I think it’s irrelevant to a progressive art, I think it’s a dialogue that has already folded in on itself and continues to suffocate.
Do you identify with this statement by Anne Collier: «I’m interested in how an image of an object, which has been muted via photography, can perhaps operate in a more open-ended way than the actual object itself»?
Sure. But I’d say I already use muted objects whose vernacular I fully believe in.
Are you interested in the special attention paid to the purpose of the picture in the advertising field?
Not really, unless it’s funny.
What did you learn from the Pictoralism movement (Gertrude Kasebier, Clarence White, Stieglitz, and Steichen)?
That photography is beautiful but can’t imitate painting.
Could you please talk about your photographs you made in Joshua Tree, for the «High Desert Test Sites»?
The house pictures in this show were taken in Joshua Tree, California on film. They serve at once as documentation of reciprocal artworks of mine in the making, as well as unique pieces themselves. I put large colored sheets of fabric along the interior walls of these burnt out houses to create a different, but no less honest, image of the house. The fabric was left up to fade where it was exposed to the sun by missing windows and doors from the overall architecture, creating an imprint via light on the fabric, not so different from a photogram. The film documentation of these altered houses was scanned into the computer, and I used the color-picker in Photoshop to choose the color of the fabric and mimic its geometry over the image. I printed the pictures and took samples of the Photoshop-produced colors to Home Depot where they digitally matched the colors and mixed enamel house paints. Just as Photoshop samples only a part of the color, so does the paint matcher at Home Depot. I then physically painted over the sky of these roofless houses using a roller, so the representation of these places is manipulated but true. I put the color inside the home physically with the fabric, I put that representation on film with light, I put color on top of the picture digitally and then, finally, I physically painted the color on the image: mimicking reality and creating something, perhaps, more in tune. Beyond this, the photograph is not only an image, but also a new object. It is formed over time, rather than captured in an instant.
Elad Lassry says there is something ironic when appropriating contemporary images. What do you think of that in your own work?
That doesn’t exist in my work. My work is fully sincere. Instead of thinking about making pictures with a camera, you have come to think about making pictures with a camera, computer and studio.
How do you use the off-stage «techniques», and brings them on-stage and into the picture?
Most of the work I make is without a camera actually.
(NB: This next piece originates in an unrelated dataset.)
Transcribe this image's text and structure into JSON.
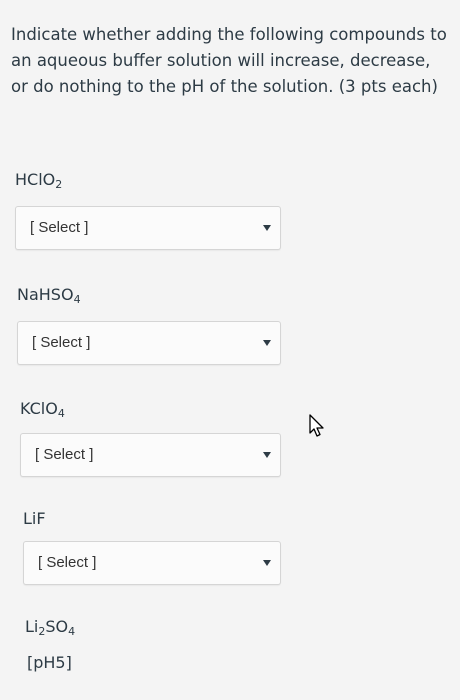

Do you think to photography as window, through which the world is viewed, or more a vitrine-like?
I think the objects I make are really independent of photography as you’re thinking of it.
Do you think that the studio itself has come to function like a camera, providing a model or a scenario for looking that inscribe the camera’s function?
I think if it does that’s a problem. I make photographs in the studio, but that’s about 20% of what I do, the rest is done outdoors and in factories.
How is important for you to work in same way product photographers worked in the days before Photoshop (with table-top setup, backfrops, fabric, etc.)?
It’s not important to me.
Do you try to develop relationships to the objects that frustrate their reading as commodities?
«People are used to photography nowadays, so you have to take it a step further to really get people looking and maybe thinking about what they are seeing. That’s why we like to play with ordinary subjects, search for an imperfection or try to create something that is a little «off», either in styling or photography.» (Ingmar Swalue) What could be seen as a little ‘«off» in your practice?
I guess the dusting.